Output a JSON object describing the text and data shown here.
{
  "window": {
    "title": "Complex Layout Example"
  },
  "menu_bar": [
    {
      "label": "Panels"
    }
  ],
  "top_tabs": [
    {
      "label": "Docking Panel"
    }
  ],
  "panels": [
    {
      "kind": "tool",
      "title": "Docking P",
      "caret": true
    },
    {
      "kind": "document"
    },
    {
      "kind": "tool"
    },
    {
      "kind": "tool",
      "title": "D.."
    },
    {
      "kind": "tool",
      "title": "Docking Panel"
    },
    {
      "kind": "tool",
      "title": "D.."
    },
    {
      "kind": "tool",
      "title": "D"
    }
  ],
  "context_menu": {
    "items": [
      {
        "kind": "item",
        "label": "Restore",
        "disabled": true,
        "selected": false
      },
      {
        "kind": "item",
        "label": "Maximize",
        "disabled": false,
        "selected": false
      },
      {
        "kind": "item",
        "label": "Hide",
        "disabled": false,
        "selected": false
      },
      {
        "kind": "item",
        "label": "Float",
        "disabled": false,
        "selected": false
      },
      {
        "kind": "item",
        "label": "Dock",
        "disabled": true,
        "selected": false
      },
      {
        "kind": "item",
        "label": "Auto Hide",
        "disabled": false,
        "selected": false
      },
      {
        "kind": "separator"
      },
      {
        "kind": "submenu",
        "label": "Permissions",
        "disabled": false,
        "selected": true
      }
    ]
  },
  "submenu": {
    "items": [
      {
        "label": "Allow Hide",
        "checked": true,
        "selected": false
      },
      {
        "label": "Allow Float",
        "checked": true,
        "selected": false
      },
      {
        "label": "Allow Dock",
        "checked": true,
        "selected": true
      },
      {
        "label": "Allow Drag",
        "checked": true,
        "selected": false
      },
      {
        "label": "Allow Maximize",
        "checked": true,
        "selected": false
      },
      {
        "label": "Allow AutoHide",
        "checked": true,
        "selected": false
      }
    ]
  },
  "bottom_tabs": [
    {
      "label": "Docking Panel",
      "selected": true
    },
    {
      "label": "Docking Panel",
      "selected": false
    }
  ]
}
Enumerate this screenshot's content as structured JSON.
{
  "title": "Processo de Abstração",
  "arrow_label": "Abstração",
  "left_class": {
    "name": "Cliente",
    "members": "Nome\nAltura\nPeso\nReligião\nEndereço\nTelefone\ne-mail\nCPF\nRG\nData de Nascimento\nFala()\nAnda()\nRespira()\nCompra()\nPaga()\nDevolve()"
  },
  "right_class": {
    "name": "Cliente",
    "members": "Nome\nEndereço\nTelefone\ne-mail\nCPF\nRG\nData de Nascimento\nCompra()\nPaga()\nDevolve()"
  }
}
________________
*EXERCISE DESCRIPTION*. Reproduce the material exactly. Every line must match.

*TASK SOLUTION*.
Output a JSON object describing the text and data shown here.
{
  "window": {
    "title": "Complex Layout Example"
  },
  "menu_bar": [
    {
      "label": "Panels"
    }
  ],
  "top_tabs": [
    {
      "label": "Docking Panel"
    }
  ],
  "panels": [
    {
      "kind": "tool",
      "title": "Docking P",
      "caret": true
    },
    {
      "kind": "document"
    },
    {
      "kind": "tool"
    },
    {
      "kind": "tool",
      "title": "D.."
    },
    {
      "kind": "tool",
      "title": "Docking Panel"
    },
    {
      "kind": "tool",
      "title": "D.."
    },
    {
      "kind": "tool",
      "title": "D"
    }
  ],
  "context_menu": {
    "items": [
      {
        "kind": "item",
        "label": "Restore",
        "disabled": true,
        "selected": false
      },
      {
        "kind": "item",
        "label": "Maximize",
        "disabled": false,
        "selected": false
      },
      {
        "kind": "item",
        "label": "Hide",
        "disabled": false,
        "selected": false
      },
      {
        "kind": "item",
        "label": "Float",
        "disabled": false,
        "selected": false
      },
      {
        "kind": "item",
        "label": "Dock",
        "disabled": true,
        "selected": false
      },
      {
        "kind": "item",
        "label": "Auto Hide",
        "disabled": false,
        "selected": false
      },
      {
        "kind": "separator"
      },
      {
        "kind": "submenu",
        "label": "Permissions",
        "disabled": false,
        "selected": true
      }
    ]
  },
  "submenu": {
    "items": [
      {
        "label": "Allow Hide",
        "checked": true,
        "selected": false
      },
      {
        "label": "Allow Float",
        "checked": true,
        "selected": false
      },
      {
        "label": "Allow Dock",
        "checked": true,
        "selected": true
      },
      {
        "label": "Allow Drag",
        "checked": true,
        "selected": false
      },
      {
        "label": "Allow Maximize",
        "checked": true,
        "selected": false
      },
      {
        "label": "Allow AutoHide",
        "checked": true,
        "selected": false
      }
    ]
  },
  "bottom_tabs": [
    {
      "label": "Docking Panel",
      "selected": true
    },
    {
      "label": "Docking Panel",
      "selected": false
    }
  ]
}
Enumerate this screenshot's content as structured JSON.
{
  "title": "Processo de Abstração",
  "arrow_label": "Abstração",
  "left_class": {
    "name": "Cliente",
    "members": "Nome\nAltura\nPeso\nReligião\nEndereço\nTelefone\ne-mail\nCPF\nRG\nData de Nascimento\nFala()\nAnda()\nRespira()\nCompra()\nPaga()\nDevolve()"
  },
  "right_class": {
    "name": "Cliente",
    "members": "Nome\nEndereço\nTelefone\ne-mail\nCPF\nRG\nData de Nascimento\nCompra()\nPaga()\nDevolve()"
  }
}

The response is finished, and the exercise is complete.